#### [WHAT TO WORK ON]
Below are the records; retype each one exactly.

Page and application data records

>>

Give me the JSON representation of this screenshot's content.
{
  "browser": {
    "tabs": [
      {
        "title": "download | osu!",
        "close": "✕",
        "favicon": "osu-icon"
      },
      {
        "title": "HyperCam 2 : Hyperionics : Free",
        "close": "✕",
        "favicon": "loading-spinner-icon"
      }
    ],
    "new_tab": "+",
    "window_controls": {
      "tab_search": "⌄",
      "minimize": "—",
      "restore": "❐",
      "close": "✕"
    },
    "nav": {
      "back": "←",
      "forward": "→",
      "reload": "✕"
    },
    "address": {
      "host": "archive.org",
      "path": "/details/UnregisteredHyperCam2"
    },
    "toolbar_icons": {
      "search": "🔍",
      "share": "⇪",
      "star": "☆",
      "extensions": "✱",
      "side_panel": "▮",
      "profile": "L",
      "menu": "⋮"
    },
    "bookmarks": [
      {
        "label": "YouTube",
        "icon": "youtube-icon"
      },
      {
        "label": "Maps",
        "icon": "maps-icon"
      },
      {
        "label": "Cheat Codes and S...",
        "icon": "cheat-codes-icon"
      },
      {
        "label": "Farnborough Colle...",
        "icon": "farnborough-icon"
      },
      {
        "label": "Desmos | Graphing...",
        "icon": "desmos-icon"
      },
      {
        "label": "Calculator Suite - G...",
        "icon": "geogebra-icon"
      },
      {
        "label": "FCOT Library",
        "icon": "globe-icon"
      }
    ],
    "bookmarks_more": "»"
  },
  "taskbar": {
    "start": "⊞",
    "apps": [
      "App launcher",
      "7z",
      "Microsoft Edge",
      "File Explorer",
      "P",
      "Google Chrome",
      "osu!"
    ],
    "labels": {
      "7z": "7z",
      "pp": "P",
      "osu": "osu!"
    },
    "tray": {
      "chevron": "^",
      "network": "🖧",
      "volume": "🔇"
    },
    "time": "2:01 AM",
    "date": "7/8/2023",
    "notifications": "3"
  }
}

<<

#### [YOUR SOLUTION]
Give me the JSON representation of this screenshot's content.
{
  "browser": {
    "tabs": [
      {
        "title": "download | osu!",
        "close": "✕",
        "favicon": "osu-icon"
      },
      {
        "title": "HyperCam 2 : Hyperionics : Free",
        "close": "✕",
        "favicon": "loading-spinner-icon"
      }
    ],
    "new_tab": "+",
    "window_controls": {
      "tab_search": "⌄",
      "minimize": "—",
      "restore": "❐",
      "close": "✕"
    },
    "nav": {
      "back": "←",
      "forward": "→",
      "reload": "✕"
    },
    "address": {
      "host": "archive.org",
      "path": "/details/UnregisteredHyperCam2"
    },
    "toolbar_icons": {
      "search": "🔍",
      "share": "⇪",
      "star": "☆",
      "extensions": "✱",
      "side_panel": "▮",
      "profile": "L",
      "menu": "⋮"
    },
    "bookmarks": [
      {
        "label": "YouTube",
        "icon": "youtube-icon"
      },
      {
        "label": "Maps",
        "icon": "maps-icon"
      },
      {
        "label": "Cheat Codes and S...",
        "icon": "cheat-codes-icon"
      },
      {
        "label": "Farnborough Colle...",
        "icon": "farnborough-icon"
      },
      {
        "label": "Desmos | Graphing...",
        "icon": "desmos-icon"
      },
      {
        "label": "Calculator Suite - G...",
        "icon": "geogebra-icon"
      },
      {
        "label": "FCOT Library",
        "icon": "globe-icon"
      }
    ],
    "bookmarks_more": "»"
  },
  "taskbar": {
    "start": "⊞",
    "apps": [
      "App launcher",
      "7z",
      "Microsoft Edge",
      "File Explorer",
      "P",
      "Google Chrome",
      "osu!"
    ],
    "labels": {
      "7z": "7z",
      "pp": "P",
      "osu": "osu!"
    },
    "tray": {
      "chevron": "^",
      "network": "🖧",
      "volume": "🔇"
    },
    "time": "2:01 AM",
    "date": "7/8/2023",
    "notifications": "3"
  }
}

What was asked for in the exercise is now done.